═══ Given records

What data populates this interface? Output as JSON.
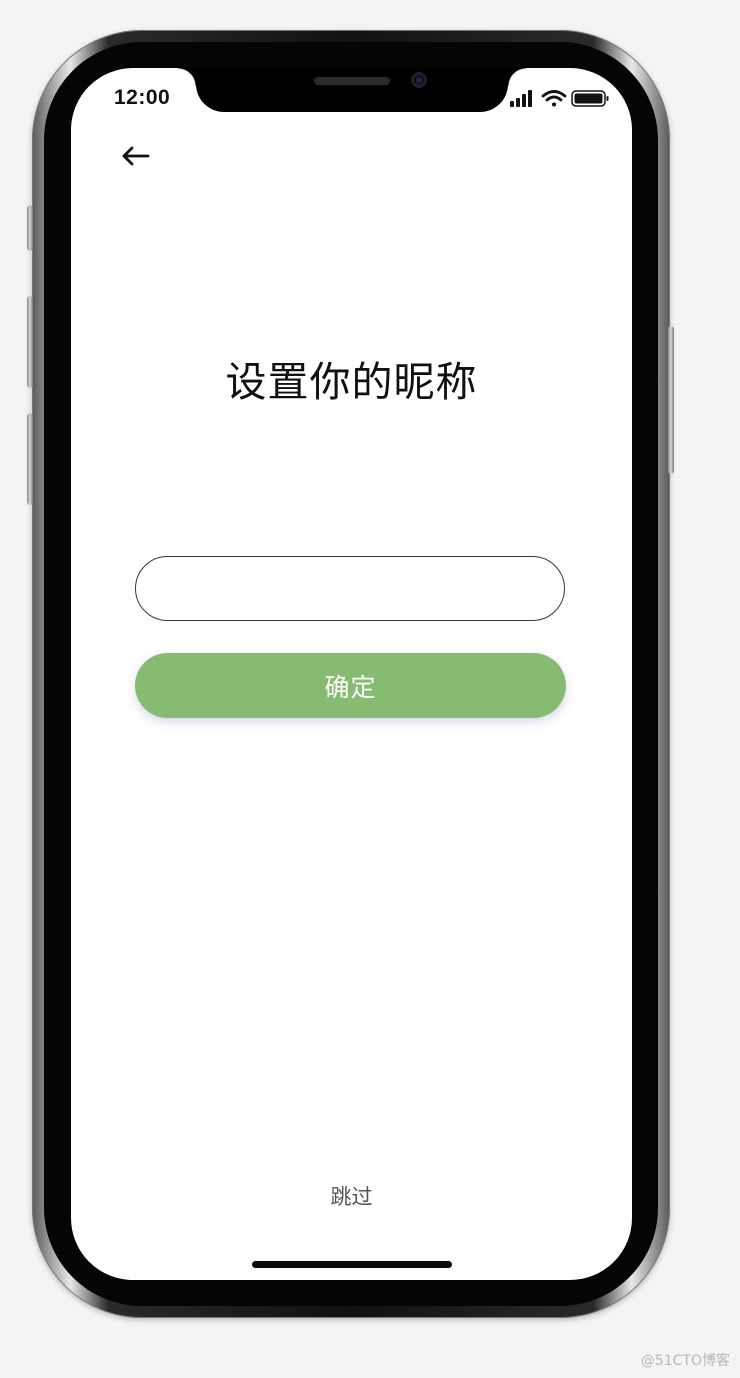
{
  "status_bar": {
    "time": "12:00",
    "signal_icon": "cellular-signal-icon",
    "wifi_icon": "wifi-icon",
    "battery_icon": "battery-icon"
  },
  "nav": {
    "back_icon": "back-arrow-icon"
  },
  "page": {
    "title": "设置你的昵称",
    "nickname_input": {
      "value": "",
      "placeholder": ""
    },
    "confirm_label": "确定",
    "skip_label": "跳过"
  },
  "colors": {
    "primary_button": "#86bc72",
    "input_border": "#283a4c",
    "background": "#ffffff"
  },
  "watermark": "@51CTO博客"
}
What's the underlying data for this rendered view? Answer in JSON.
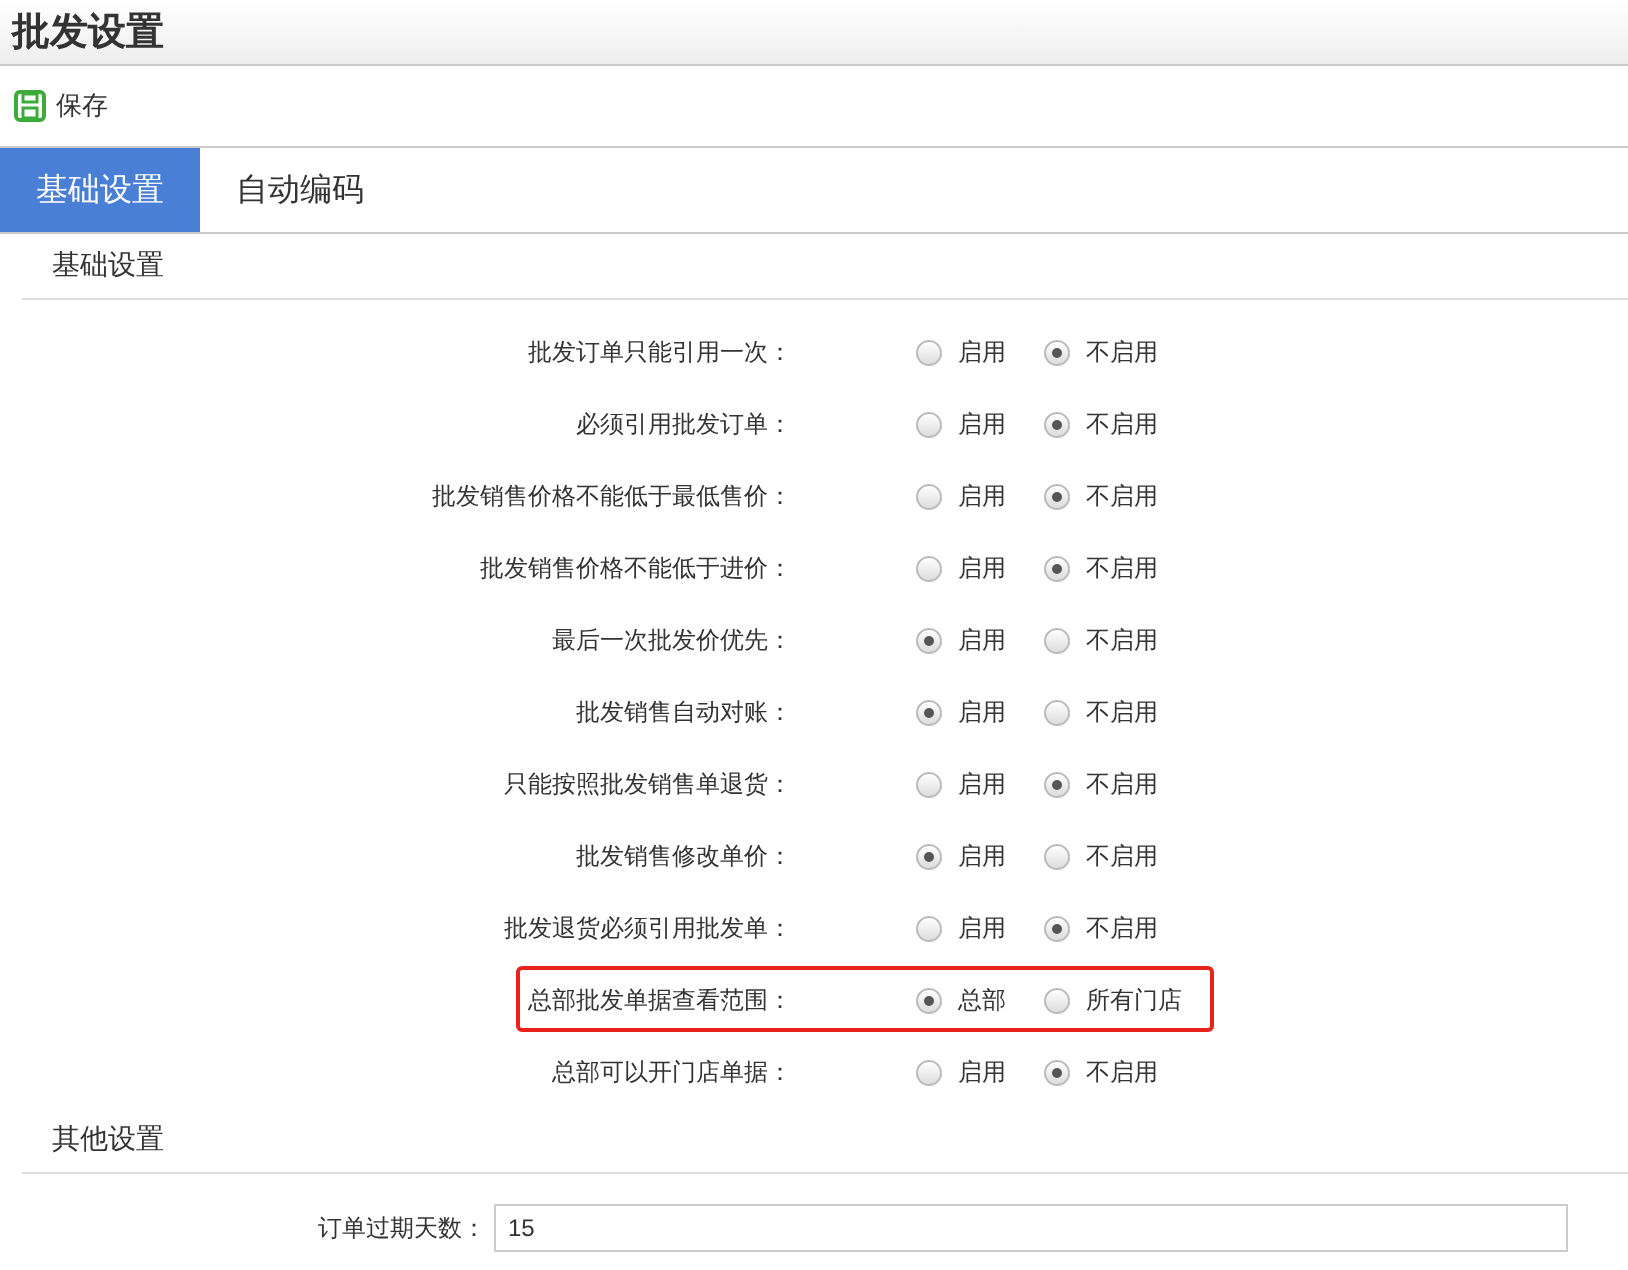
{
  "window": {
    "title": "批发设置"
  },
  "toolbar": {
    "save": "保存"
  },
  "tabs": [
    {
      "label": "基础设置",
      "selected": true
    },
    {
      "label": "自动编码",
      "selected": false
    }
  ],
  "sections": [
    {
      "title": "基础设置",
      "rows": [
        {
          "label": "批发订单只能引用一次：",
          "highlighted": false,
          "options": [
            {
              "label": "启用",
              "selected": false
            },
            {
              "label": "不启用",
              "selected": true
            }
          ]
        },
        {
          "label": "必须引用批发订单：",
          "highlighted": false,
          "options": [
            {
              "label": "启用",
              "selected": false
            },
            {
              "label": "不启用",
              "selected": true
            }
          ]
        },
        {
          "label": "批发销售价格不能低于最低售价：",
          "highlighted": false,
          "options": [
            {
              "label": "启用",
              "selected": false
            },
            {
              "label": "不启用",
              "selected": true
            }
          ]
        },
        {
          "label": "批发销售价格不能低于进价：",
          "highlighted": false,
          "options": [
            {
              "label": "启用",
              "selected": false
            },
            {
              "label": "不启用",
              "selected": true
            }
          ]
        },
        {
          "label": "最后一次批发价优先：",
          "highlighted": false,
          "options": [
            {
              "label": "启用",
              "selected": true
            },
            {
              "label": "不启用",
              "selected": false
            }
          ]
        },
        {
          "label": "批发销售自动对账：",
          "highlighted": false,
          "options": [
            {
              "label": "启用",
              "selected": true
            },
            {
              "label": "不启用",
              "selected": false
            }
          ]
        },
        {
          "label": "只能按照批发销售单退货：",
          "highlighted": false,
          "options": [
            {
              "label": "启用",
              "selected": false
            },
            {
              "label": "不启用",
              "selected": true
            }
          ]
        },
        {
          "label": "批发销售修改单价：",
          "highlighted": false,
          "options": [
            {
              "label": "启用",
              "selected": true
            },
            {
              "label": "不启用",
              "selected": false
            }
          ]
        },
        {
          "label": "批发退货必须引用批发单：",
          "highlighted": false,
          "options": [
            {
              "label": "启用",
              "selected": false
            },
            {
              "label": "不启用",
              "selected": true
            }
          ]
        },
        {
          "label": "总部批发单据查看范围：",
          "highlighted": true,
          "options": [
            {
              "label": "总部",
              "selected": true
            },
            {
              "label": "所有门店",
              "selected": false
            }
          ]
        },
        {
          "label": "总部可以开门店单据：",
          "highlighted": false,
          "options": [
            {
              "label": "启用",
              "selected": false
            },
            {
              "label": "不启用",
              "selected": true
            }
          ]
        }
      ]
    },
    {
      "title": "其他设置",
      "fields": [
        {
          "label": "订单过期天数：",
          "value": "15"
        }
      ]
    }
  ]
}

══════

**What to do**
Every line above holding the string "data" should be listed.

**Answer to this problem**
What data populates this interface? Output as JSON.
What's the underlying data for this rendered view? Answer in JSON.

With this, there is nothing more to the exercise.